→ What you will do: Some lines in the listing may contain the word "Cross". Say how many, with the number alone.

##### Information #####

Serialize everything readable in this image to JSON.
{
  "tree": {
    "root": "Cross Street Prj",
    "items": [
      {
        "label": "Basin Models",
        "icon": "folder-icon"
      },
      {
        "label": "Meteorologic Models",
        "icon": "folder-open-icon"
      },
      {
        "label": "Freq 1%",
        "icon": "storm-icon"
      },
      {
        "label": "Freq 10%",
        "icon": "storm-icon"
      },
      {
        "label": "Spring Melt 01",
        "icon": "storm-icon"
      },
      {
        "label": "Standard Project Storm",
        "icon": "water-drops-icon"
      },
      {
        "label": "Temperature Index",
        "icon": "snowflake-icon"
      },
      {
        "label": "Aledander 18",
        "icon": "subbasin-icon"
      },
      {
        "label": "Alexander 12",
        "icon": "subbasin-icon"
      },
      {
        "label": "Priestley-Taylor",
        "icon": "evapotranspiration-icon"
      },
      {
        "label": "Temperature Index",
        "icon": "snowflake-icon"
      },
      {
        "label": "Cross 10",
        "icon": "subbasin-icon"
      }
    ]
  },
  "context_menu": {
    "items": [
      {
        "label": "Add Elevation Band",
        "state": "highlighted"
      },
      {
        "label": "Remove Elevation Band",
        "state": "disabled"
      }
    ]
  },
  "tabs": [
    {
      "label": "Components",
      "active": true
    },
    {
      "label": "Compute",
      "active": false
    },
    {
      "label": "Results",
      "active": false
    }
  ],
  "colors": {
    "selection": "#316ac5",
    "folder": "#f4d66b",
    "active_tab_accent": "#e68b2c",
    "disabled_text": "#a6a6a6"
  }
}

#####
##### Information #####

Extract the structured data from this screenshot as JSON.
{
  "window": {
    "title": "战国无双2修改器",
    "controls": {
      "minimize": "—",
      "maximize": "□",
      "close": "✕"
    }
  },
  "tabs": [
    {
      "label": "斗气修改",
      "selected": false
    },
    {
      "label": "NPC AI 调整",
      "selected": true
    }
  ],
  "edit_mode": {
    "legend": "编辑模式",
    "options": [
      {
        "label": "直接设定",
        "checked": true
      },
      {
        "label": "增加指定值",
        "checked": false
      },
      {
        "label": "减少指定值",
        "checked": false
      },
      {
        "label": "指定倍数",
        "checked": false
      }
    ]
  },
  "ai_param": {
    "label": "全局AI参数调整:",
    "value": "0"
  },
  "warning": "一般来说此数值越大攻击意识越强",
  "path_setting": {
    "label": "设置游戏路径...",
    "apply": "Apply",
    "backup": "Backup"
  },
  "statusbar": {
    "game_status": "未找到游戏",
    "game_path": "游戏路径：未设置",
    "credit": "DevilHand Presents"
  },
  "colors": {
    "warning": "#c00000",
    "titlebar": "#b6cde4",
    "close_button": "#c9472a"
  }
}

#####
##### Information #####

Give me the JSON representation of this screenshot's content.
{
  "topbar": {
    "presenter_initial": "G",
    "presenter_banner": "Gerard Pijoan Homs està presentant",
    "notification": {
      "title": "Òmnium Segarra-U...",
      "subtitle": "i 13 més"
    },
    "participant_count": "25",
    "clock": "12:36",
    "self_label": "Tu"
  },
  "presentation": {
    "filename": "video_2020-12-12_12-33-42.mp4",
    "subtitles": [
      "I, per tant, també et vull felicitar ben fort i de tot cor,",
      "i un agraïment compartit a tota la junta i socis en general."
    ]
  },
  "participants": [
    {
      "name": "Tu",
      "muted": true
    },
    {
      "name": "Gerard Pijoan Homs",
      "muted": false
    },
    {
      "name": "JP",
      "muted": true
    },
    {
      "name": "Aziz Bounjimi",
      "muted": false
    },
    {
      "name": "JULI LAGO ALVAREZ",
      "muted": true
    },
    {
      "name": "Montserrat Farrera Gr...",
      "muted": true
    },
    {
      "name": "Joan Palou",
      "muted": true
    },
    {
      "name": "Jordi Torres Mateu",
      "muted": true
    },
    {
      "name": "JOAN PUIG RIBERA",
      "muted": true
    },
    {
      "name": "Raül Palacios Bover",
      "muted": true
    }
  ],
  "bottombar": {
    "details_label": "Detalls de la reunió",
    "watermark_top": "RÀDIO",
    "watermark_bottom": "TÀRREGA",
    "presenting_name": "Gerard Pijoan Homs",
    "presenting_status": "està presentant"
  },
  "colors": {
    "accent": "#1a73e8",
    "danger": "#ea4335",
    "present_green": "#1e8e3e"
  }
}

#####

→ Task output: 2